Origin story? Every long-standing superhero or team has multiple ones.
At the moment, I’m reading a Teenage Mutant Ninja Turtles graphic novel, Shell Unleashed. Although the main characters are (a) turtles, (b) ninjas, (c) mutants and (d) teenagers, I’d still count it as part of the superhero genre.
It turns out this is a new version (2016) of the group’s origin story – the turtles are initially in a lab until thrown outside during a ninja attack and exposed to an alien serum that anthropomorphises them. In this one, Raphael is initially separated from the group while still in turtle form and the first main mission is to find him and reunite. The turtles and their rat master, Splinter, are reincarnations of a family from feudal japan (and that’s about as far as I’ve got so far).

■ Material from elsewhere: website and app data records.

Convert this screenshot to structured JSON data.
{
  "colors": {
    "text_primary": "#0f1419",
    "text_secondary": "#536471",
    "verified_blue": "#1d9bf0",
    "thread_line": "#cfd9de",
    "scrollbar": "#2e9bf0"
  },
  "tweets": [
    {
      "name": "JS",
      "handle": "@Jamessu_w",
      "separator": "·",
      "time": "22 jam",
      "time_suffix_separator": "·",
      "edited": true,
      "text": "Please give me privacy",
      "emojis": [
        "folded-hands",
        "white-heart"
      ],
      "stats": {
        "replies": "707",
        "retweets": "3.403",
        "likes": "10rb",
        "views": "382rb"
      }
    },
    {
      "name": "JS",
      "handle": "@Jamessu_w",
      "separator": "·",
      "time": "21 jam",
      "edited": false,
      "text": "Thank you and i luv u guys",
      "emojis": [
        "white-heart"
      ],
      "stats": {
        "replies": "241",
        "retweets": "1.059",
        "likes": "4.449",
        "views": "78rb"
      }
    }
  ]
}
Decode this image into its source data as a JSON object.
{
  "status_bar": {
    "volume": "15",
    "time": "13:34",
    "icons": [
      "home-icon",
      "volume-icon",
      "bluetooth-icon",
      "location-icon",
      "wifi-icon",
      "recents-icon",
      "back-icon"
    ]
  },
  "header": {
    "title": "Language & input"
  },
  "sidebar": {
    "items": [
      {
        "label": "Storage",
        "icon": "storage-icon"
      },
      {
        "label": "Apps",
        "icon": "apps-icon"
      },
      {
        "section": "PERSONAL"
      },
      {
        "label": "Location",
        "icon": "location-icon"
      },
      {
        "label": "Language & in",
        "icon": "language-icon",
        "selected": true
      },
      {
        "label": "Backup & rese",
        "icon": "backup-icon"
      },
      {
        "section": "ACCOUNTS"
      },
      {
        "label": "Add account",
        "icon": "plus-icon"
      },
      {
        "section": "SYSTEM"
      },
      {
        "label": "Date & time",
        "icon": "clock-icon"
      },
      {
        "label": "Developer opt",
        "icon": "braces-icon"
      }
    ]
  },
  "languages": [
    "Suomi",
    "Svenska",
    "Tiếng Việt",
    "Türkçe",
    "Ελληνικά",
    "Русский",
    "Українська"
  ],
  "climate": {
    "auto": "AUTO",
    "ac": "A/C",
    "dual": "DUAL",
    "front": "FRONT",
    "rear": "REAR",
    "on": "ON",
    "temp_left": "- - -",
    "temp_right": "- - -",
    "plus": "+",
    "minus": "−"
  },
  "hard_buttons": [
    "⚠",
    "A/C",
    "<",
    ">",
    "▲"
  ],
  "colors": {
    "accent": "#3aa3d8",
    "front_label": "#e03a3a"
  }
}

The previous TMNT novel I read was from 2011, which has Splinter learning his martial arts from his master (Yoshi?) who was killed by arch villain, The Shredder. That’s more ‘traditional’ and inline with the 1980’s original, which I gorged on back in the day (both via graphic novel compilations of the original comics and the roleplaying game). Each film of the franchise I’ve seen also retells the origin story to its own ends and, if I was really studying this in an academic way, I imagine I’d find a few more versions too.
Where do you come from? If you are a superhero (and, perhaps even not), it depends on which time you retelling it. It is probably true of any hero or villain who makes it past their first ‘incarnation’ (eg. Sherlock Holmes) but accelerated by the superhero genre, which seems to count generations of readers in handfuls of years.